## EXERCISE
Which lines in the material below contain the word "Prefab"? Copy each of them.

──────── RECORDS SUPPLIED ────────

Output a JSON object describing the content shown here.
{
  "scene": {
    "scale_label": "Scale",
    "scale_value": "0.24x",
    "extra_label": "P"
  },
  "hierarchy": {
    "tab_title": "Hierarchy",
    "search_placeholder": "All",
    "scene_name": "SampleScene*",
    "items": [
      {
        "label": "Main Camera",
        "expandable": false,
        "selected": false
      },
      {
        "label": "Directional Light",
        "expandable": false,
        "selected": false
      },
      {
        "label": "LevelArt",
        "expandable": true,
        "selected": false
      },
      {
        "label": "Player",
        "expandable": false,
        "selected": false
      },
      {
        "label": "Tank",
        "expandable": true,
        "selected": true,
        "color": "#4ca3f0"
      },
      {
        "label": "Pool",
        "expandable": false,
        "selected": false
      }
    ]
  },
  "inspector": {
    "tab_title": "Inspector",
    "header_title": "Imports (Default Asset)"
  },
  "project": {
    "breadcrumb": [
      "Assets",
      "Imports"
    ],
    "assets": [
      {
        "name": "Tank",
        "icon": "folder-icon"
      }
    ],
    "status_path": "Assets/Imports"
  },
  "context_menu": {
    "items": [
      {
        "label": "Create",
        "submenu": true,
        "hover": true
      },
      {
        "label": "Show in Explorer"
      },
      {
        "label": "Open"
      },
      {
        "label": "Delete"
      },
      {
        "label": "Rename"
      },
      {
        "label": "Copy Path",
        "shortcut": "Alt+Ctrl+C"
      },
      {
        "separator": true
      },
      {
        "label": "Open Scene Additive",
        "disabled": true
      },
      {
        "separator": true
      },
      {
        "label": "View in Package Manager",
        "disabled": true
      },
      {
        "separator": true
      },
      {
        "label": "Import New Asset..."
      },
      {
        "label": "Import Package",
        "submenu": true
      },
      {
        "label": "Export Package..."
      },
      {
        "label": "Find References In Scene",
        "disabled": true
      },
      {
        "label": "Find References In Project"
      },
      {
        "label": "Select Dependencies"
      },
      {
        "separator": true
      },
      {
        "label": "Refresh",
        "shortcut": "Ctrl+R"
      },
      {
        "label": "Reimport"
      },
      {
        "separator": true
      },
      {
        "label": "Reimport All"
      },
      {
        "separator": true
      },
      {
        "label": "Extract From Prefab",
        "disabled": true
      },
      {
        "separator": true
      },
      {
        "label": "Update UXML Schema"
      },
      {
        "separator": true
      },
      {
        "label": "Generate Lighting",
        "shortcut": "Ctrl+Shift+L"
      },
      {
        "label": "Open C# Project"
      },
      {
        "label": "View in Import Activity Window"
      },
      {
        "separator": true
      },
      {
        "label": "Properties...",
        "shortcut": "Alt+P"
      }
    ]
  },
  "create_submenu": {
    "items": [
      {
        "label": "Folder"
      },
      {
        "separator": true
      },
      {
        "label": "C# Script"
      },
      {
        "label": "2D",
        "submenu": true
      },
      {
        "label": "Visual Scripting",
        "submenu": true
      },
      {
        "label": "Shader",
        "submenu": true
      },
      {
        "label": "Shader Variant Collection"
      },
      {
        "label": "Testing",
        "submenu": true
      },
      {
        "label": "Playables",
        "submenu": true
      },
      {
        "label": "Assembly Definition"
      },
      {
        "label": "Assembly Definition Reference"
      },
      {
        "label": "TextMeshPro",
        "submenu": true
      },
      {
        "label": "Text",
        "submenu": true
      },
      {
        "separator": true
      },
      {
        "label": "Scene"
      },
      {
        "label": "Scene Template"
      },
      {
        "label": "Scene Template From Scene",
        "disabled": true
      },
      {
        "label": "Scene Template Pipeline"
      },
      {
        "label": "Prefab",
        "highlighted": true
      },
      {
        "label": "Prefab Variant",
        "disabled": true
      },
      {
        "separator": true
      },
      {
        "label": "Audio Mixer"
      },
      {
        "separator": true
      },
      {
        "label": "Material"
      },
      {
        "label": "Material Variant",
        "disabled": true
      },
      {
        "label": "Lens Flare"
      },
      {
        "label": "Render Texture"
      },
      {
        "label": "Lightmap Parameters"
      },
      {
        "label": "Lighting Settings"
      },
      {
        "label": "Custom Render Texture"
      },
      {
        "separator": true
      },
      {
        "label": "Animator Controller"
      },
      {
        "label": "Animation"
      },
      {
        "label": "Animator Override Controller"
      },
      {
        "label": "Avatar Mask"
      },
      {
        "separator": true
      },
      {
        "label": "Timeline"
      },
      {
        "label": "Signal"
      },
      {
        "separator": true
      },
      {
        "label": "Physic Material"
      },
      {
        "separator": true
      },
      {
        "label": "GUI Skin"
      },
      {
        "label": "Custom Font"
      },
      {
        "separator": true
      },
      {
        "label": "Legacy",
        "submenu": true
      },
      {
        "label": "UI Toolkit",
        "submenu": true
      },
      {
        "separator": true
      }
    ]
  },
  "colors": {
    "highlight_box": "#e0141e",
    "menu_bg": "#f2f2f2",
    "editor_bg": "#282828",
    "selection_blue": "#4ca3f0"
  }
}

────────

## RESULT BELOW
        "label": "Extract From Prefab",
        "label": "Prefab",
        "label": "Prefab Variant",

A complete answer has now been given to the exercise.